·      EQ will be news to them;

·      They are teens – they won’t get empathy;

·      They will want to get on with the acting;

·      They will treat me like a PSHE teacher, or worse, a supply PSHE teacher;

·      I will have to work hard to get them to engage with the topic and will have to dramatically change my strategies.

Those of you more familiar with young adults may not be surprised to know I was wrong on most counts! 

The group were engaged, thoughtful, curious and energetic.  Several of them knew exactly what EQ was and were able to articulate it beautifully.   They commented, questioned and challenged and didn’t take my words for granted.  Our discussions were animated and their enthusiasm was infectious.

Empathy and Teens

Our exercises focussed on empathy and active listening, key behaviours of EQ.  Empathy is a fascinating topic to explore with young adults; a quick internet search suggests that teens cannot easily access empathy due to their developing brains; if this was to be believed my work would be cut out.  However the D64 students demonstrated empathy ably in their scenes and discussions.

This is much more consistent with research which contradicts the myth of the selfish teen.  Rather than saying that teens don’t demonstrate empathy, research from the Centre for Adolescent Development at Utrecht University highlights that their empathy is under development.
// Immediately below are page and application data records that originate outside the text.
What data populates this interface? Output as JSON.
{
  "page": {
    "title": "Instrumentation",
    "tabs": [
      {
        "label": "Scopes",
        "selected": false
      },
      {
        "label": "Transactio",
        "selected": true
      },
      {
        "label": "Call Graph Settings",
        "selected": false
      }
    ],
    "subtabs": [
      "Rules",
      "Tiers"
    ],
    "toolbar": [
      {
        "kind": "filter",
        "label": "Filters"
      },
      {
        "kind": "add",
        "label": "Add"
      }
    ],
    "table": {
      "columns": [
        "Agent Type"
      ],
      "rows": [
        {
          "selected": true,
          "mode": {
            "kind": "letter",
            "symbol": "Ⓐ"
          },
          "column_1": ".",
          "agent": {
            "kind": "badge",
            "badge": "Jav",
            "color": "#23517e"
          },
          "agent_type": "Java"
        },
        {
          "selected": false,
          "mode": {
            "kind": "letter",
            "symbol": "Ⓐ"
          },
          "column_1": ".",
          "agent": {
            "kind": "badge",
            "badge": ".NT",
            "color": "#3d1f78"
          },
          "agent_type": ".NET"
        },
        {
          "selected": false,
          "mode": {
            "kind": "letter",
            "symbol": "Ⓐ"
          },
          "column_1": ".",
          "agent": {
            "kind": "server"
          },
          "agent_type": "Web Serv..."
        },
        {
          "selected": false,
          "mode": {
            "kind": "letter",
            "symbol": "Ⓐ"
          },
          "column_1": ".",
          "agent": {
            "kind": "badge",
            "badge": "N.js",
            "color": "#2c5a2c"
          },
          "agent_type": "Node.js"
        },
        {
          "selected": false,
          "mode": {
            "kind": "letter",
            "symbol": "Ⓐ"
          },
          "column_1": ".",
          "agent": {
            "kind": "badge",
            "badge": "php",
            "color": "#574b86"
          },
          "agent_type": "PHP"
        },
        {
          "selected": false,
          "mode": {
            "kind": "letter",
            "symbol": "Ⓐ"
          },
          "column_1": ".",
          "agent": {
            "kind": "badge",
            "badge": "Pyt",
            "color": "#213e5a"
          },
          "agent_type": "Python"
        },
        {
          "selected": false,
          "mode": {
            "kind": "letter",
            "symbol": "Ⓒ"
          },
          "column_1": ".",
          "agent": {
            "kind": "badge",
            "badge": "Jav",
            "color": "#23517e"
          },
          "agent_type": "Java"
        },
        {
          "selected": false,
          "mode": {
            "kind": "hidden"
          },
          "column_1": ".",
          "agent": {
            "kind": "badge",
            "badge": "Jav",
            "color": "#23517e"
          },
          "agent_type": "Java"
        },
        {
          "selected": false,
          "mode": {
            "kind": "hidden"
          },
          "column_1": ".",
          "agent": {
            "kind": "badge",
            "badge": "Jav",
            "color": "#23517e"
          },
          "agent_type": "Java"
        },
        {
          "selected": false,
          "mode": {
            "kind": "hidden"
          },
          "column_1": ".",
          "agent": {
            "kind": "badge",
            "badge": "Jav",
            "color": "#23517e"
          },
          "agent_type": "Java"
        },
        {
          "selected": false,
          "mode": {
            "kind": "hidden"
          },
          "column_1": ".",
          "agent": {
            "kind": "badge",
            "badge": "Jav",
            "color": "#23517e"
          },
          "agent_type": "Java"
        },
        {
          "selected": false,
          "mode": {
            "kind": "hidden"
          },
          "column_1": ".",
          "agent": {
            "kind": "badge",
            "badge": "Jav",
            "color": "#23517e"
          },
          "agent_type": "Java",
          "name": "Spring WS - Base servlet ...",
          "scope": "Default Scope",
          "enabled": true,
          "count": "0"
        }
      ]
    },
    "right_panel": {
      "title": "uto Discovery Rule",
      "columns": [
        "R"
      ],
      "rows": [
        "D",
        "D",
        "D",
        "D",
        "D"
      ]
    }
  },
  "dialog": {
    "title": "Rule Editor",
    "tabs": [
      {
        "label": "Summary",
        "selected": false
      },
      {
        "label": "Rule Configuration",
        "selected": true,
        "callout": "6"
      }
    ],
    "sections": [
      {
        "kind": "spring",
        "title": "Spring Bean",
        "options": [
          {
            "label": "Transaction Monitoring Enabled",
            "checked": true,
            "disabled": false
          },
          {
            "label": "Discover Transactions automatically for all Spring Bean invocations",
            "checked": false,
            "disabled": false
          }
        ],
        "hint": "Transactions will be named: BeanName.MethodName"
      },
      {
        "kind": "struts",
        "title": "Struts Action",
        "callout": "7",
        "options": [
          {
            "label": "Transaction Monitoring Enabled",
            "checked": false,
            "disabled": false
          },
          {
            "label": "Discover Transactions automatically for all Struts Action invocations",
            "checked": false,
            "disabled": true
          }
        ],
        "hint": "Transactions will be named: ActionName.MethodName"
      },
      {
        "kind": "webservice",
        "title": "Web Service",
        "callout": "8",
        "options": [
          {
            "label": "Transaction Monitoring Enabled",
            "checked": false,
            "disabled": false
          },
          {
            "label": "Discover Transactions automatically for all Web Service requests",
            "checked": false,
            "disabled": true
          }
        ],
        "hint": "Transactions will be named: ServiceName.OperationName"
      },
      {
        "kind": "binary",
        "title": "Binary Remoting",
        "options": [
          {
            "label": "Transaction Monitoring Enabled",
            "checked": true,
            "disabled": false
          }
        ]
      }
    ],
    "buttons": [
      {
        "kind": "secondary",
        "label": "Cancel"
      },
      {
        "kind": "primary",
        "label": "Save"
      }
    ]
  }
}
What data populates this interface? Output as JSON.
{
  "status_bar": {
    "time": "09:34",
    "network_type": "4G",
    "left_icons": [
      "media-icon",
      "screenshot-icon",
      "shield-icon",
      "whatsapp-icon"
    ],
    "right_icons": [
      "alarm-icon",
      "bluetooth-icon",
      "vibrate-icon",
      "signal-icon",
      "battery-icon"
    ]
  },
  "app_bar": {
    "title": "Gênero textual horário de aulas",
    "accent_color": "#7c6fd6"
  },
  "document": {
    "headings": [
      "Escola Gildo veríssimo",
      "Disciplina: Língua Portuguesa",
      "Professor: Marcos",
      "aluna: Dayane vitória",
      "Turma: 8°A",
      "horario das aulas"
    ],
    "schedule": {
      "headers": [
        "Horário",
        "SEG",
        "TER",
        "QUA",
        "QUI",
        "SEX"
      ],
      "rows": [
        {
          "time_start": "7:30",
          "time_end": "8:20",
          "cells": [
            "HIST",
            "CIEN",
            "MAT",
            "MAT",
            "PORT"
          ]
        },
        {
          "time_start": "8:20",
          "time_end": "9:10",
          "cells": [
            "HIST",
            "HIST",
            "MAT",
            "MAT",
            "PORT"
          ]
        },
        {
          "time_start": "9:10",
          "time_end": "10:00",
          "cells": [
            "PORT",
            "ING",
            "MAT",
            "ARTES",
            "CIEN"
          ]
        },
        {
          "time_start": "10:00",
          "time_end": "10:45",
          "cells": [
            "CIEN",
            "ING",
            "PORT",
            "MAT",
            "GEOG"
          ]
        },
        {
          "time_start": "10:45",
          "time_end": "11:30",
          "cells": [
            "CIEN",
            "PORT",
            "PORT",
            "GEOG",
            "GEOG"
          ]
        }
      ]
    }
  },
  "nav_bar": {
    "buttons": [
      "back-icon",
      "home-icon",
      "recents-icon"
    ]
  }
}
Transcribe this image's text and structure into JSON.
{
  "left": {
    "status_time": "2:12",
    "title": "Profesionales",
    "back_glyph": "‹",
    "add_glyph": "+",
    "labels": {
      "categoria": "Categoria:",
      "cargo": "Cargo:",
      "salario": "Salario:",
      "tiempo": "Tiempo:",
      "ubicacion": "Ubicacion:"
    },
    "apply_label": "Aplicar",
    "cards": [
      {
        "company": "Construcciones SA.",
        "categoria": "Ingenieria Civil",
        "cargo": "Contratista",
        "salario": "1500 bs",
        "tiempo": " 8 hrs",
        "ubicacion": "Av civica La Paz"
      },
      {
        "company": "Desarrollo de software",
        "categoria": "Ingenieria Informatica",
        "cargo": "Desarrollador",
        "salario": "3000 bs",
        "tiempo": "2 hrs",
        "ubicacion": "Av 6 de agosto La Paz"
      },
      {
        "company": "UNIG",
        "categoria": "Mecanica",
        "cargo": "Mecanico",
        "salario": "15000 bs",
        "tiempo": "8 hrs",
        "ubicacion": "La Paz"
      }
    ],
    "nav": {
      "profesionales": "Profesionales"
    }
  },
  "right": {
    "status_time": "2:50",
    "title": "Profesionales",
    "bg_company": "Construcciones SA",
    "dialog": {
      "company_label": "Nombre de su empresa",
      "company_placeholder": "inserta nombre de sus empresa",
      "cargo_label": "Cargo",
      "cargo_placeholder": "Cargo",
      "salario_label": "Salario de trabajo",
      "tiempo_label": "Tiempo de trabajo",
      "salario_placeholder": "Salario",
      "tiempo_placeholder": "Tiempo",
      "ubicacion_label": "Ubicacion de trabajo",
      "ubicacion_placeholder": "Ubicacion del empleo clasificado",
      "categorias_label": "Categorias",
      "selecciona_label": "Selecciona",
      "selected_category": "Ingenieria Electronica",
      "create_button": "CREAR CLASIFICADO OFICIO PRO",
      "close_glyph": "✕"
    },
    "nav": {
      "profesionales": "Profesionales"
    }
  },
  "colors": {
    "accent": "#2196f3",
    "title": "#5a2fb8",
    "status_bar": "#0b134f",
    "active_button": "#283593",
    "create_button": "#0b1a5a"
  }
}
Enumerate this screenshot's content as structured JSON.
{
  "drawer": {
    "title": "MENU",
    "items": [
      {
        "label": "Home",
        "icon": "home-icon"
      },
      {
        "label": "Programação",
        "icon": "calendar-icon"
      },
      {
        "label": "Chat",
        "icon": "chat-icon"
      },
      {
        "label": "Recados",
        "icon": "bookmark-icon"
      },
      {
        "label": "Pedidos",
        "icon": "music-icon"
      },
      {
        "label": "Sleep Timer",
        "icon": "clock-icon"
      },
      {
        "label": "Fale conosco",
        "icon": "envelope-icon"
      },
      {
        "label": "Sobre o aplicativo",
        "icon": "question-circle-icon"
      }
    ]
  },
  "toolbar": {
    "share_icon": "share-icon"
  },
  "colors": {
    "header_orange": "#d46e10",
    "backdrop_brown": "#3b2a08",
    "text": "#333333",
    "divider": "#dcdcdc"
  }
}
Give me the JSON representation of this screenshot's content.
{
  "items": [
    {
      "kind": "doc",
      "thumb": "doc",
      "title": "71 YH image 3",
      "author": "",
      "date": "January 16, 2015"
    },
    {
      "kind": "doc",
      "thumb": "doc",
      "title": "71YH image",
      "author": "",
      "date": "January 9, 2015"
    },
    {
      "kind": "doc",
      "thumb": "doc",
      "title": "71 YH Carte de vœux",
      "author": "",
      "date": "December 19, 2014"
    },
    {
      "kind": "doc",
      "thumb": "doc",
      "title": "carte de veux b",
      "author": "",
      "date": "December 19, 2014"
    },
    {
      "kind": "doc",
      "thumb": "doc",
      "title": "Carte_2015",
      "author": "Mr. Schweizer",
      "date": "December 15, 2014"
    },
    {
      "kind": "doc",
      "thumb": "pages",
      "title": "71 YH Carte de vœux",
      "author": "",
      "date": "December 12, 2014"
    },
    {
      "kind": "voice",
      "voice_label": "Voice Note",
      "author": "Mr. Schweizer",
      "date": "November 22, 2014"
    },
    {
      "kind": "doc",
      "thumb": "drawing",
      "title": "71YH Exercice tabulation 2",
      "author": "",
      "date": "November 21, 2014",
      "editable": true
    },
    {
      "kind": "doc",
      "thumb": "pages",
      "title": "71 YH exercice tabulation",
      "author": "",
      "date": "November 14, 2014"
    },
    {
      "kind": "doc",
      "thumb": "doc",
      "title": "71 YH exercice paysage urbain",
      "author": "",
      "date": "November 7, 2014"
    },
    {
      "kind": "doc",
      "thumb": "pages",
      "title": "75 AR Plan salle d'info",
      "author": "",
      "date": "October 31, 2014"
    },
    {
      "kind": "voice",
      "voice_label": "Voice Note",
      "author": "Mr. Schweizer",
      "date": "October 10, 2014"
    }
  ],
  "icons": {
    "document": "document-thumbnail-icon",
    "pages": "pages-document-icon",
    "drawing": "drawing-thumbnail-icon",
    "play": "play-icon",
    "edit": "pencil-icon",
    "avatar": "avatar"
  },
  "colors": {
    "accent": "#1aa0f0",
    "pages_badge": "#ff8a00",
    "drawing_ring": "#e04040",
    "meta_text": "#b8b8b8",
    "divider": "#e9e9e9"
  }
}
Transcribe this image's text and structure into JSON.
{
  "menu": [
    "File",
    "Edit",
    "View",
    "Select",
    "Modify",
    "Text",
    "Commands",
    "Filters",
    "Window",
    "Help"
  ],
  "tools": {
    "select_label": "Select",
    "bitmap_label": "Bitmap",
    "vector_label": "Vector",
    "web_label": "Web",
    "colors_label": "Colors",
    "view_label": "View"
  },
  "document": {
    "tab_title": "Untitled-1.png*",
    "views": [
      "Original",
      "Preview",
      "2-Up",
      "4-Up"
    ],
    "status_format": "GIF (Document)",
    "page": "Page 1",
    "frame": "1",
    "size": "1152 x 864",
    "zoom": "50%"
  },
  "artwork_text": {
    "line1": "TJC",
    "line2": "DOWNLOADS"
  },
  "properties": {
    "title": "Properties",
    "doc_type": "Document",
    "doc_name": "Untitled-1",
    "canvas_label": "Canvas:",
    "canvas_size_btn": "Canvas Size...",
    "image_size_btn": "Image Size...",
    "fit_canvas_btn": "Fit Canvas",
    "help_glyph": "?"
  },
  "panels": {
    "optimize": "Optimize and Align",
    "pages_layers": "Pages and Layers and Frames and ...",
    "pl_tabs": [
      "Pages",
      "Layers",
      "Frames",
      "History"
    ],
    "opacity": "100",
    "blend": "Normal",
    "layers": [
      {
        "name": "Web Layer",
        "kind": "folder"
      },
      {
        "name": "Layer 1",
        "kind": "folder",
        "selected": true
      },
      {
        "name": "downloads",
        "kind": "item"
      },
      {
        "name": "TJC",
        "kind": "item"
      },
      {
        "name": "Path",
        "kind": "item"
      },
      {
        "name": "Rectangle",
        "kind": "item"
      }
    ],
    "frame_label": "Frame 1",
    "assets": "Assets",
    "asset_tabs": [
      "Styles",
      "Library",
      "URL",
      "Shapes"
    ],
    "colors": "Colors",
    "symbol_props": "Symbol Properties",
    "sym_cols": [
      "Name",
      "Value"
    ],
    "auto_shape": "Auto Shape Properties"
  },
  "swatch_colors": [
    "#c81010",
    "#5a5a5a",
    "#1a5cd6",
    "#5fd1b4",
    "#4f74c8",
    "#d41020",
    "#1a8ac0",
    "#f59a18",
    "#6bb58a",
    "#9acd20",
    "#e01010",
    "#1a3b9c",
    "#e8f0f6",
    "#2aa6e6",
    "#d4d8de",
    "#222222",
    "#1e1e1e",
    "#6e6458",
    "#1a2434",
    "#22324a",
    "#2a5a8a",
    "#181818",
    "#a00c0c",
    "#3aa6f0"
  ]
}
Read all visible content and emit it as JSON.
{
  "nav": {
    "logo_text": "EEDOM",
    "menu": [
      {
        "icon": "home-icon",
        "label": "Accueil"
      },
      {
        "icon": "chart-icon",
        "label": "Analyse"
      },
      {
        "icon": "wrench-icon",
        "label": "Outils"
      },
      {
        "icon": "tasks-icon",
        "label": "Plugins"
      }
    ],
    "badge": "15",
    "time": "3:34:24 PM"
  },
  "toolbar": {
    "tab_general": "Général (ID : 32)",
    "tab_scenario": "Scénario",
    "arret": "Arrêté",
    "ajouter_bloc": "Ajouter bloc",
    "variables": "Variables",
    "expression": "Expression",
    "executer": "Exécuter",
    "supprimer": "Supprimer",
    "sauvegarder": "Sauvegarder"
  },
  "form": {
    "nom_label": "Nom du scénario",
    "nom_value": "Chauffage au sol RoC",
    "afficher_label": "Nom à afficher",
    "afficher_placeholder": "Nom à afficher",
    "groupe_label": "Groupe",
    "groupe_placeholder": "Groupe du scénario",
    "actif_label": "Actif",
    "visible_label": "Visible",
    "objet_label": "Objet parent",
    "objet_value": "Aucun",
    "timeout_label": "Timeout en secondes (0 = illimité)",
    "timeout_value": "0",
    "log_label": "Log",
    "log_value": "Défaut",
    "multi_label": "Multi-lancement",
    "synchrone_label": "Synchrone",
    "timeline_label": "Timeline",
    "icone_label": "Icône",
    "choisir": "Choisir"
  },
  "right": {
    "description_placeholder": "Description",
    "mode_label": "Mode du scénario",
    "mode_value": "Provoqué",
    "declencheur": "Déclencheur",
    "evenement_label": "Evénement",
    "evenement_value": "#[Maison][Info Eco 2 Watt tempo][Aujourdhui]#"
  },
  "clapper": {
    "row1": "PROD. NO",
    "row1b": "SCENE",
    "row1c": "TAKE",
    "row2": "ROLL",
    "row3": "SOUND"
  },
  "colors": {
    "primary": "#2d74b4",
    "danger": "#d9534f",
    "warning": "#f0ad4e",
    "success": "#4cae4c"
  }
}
If it is under development, it’s more important we positively support and reinforce that growth.  Further research from the Utrecht unit suggests that parents and young adults who can express emotional flexibility have better quality long-term relationships.

(As an aside, research from the Netherlands (again), suggested that use of social media in adolescents improved both their ability to understand (cognitive empathy) and to share the feelings (affective empathy) of their peers.)

Active Listening and Teens (and the rest of us!)

Back to the D64’ers and our next exercise – active listening, without speaking; this was a definitely a greater challenge. 

The urgency with which many of us want to intervene and share our point of view, is common to both younger and older adults.  But how can we respond with EQ if we haven’t taken the time to truly listen? 

And as an actor, really listening on stage as though you had never heard those words before (instead of getting ready for your next line) is a real skill.   So the students were challenged to listen to their partner for 2 minutes without intervening, verbally and physically; to listen with attention, curiosity and without judgment (á la Nancy Kline or Carl Rogers), allowing the peer to have space to explore their train of thought.  Unsurprisingly this was not easy.

In a social media setting, I was reminded of a phrase used by a friend and academic who described the pressure to comment online as ‘performative’ – less listening or reading to understand, more feeling pressured to make a statement of great interest, hilarity, gravity, relevance and so forth.  (As I write this blog, I hold that mirror up to myself!)

 So how can they improve their active listening?  Through practice, yes, but also through experiencing the benefits from those around them; parents, teachers, friends and so on.  The more we value this skill and role model to this fertile group, the better.

And what did I learn from them? 

As well as understanding their perspective on EQ, technology and presence, it raised plenty of questions and thoughts for me as a coach and facilitator, including:

·      How can I create an environment, with my business clients, that replicates the same wide-eyed curiosity and energy shown by the students of D64?

·      I love acting and therefore how can I incorporate it more into my work (clients watch out!!) and finally:

·      It reinforced to me that focus on being present, active listening, empathy and EQ are all more relevant then ever, for teens and adults of all ages alike.

 

References:

Van der Graaff J, Carlo G, Crocetti E, Koot HM and Branje S (2018) “Prosocial Behavior in Adolescence: Gender Differences in Development and Links with Empathy,” Journal of youth and adolescence, 47(5), pp. 1086–1099.

Vossen, H. G. M. and Valkenburg, P. M. (2016) “Do Social Media Foster or Curtail Adolescents' Empathy? A Longitudinal Study,” Computers in Human Behavior, 63.